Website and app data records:
# # #

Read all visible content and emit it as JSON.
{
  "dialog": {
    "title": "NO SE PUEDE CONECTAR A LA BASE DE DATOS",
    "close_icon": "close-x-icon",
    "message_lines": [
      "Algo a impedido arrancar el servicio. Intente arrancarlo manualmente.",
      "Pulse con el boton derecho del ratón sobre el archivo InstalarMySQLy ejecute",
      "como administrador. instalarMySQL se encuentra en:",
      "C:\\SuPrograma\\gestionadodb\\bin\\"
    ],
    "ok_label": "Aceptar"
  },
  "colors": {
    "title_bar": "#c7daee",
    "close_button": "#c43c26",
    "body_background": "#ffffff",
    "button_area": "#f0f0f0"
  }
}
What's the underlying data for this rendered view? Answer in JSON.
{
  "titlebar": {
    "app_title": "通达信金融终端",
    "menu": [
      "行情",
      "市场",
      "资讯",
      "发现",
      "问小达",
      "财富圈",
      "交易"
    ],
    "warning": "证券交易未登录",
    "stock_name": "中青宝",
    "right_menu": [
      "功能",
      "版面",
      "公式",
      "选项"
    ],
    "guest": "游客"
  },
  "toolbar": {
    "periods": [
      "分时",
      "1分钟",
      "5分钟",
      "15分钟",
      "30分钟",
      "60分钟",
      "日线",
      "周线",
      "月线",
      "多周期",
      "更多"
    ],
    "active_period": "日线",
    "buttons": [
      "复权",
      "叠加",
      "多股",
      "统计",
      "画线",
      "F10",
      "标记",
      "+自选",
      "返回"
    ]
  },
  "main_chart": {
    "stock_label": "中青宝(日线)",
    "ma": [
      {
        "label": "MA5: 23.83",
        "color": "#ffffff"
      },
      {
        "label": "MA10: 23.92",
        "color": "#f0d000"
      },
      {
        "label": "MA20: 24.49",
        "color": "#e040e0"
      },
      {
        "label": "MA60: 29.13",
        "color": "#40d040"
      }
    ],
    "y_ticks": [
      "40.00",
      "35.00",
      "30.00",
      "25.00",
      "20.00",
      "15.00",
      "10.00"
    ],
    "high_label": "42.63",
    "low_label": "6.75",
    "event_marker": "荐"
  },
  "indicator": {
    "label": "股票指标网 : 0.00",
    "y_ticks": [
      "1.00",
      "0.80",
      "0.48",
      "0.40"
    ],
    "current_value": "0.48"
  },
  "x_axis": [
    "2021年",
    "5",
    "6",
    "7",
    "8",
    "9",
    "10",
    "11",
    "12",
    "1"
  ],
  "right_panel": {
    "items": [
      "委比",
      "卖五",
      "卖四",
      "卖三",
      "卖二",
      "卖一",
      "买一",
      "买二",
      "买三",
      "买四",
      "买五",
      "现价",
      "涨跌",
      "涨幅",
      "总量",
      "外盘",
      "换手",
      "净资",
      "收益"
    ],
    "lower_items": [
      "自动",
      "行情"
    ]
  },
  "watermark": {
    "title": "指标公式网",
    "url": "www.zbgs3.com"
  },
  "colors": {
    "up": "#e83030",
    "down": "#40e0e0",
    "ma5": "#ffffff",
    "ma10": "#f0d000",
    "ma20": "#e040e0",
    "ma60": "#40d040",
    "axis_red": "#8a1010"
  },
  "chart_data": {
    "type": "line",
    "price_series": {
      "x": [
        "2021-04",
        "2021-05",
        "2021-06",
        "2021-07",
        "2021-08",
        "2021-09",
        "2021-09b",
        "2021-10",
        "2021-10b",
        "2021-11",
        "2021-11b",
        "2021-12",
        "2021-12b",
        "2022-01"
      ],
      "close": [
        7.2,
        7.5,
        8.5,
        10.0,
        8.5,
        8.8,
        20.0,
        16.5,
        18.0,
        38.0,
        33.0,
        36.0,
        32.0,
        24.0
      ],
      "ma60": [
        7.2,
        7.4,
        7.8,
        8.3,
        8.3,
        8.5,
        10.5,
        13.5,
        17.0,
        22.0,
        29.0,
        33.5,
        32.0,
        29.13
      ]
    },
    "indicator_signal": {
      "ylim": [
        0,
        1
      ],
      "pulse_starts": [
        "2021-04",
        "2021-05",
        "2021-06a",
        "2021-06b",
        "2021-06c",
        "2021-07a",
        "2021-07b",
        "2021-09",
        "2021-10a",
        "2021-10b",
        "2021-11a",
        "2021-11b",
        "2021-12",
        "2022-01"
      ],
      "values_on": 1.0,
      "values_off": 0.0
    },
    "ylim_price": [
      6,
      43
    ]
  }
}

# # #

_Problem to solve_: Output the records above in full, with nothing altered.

_Reply to the exercise_:
Read all visible content and emit it as JSON.
{
  "dialog": {
    "title": "NO SE PUEDE CONECTAR A LA BASE DE DATOS",
    "close_icon": "close-x-icon",
    "message_lines": [
      "Algo a impedido arrancar el servicio. Intente arrancarlo manualmente.",
      "Pulse con el boton derecho del ratón sobre el archivo InstalarMySQLy ejecute",
      "como administrador. instalarMySQL se encuentra en:",
      "C:\\SuPrograma\\gestionadodb\\bin\\"
    ],
    "ok_label": "Aceptar"
  },
  "colors": {
    "title_bar": "#c7daee",
    "close_button": "#c43c26",
    "body_background": "#ffffff",
    "button_area": "#f0f0f0"
  }
}
What's the underlying data for this rendered view? Answer in JSON.
{
  "titlebar": {
    "app_title": "通达信金融终端",
    "menu": [
      "行情",
      "市场",
      "资讯",
      "发现",
      "问小达",
      "财富圈",
      "交易"
    ],
    "warning": "证券交易未登录",
    "stock_name": "中青宝",
    "right_menu": [
      "功能",
      "版面",
      "公式",
      "选项"
    ],
    "guest": "游客"
  },
  "toolbar": {
    "periods": [
      "分时",
      "1分钟",
      "5分钟",
      "15分钟",
      "30分钟",
      "60分钟",
      "日线",
      "周线",
      "月线",
      "多周期",
      "更多"
    ],
    "active_period": "日线",
    "buttons": [
      "复权",
      "叠加",
      "多股",
      "统计",
      "画线",
      "F10",
      "标记",
      "+自选",
      "返回"
    ]
  },
  "main_chart": {
    "stock_label": "中青宝(日线)",
    "ma": [
      {
        "label": "MA5: 23.83",
        "color": "#ffffff"
      },
      {
        "label": "MA10: 23.92",
        "color": "#f0d000"
      },
      {
        "label": "MA20: 24.49",
        "color": "#e040e0"
      },
      {
        "label": "MA60: 29.13",
        "color": "#40d040"
      }
    ],
    "y_ticks": [
      "40.00",
      "35.00",
      "30.00",
      "25.00",
      "20.00",
      "15.00",
      "10.00"
    ],
    "high_label": "42.63",
    "low_label": "6.75",
    "event_marker": "荐"
  },
  "indicator": {
    "label": "股票指标网 : 0.00",
    "y_ticks": [
      "1.00",
      "0.80",
      "0.48",
      "0.40"
    ],
    "current_value": "0.48"
  },
  "x_axis": [
    "2021年",
    "5",
    "6",
    "7",
    "8",
    "9",
    "10",
    "11",
    "12",
    "1"
  ],
  "right_panel": {
    "items": [
      "委比",
      "卖五",
      "卖四",
      "卖三",
      "卖二",
      "卖一",
      "买一",
      "买二",
      "买三",
      "买四",
      "买五",
      "现价",
      "涨跌",
      "涨幅",
      "总量",
      "外盘",
      "换手",
      "净资",
      "收益"
    ],
    "lower_items": [
      "自动",
      "行情"
    ]
  },
  "watermark": {
    "title": "指标公式网",
    "url": "www.zbgs3.com"
  },
  "colors": {
    "up": "#e83030",
    "down": "#40e0e0",
    "ma5": "#ffffff",
    "ma10": "#f0d000",
    "ma20": "#e040e0",
    "ma60": "#40d040",
    "axis_red": "#8a1010"
  },
  "chart_data": {
    "type": "line",
    "price_series": {
      "x": [
        "2021-04",
        "2021-05",
        "2021-06",
        "2021-07",
        "2021-08",
        "2021-09",
        "2021-09b",
        "2021-10",
        "2021-10b",
        "2021-11",
        "2021-11b",
        "2021-12",
        "2021-12b",
        "2022-01"
      ],
      "close": [
        7.2,
        7.5,
        8.5,
        10.0,
        8.5,
        8.8,
        20.0,
        16.5,
        18.0,
        38.0,
        33.0,
        36.0,
        32.0,
        24.0
      ],
      "ma60": [
        7.2,
        7.4,
        7.8,
        8.3,
        8.3,
        8.5,
        10.5,
        13.5,
        17.0,
        22.0,
        29.0,
        33.5,
        32.0,
        29.13
      ]
    },
    "indicator_signal": {
      "ylim": [
        0,
        1
      ],
      "pulse_starts": [
        "2021-04",
        "2021-05",
        "2021-06a",
        "2021-06b",
        "2021-06c",
        "2021-07a",
        "2021-07b",
        "2021-09",
        "2021-10a",
        "2021-10b",
        "2021-11a",
        "2021-11b",
        "2021-12",
        "2022-01"
      ],
      "values_on": 1.0,
      "values_off": 0.0
    },
    "ylim_price": [
      6,
      43
    ]
  }
}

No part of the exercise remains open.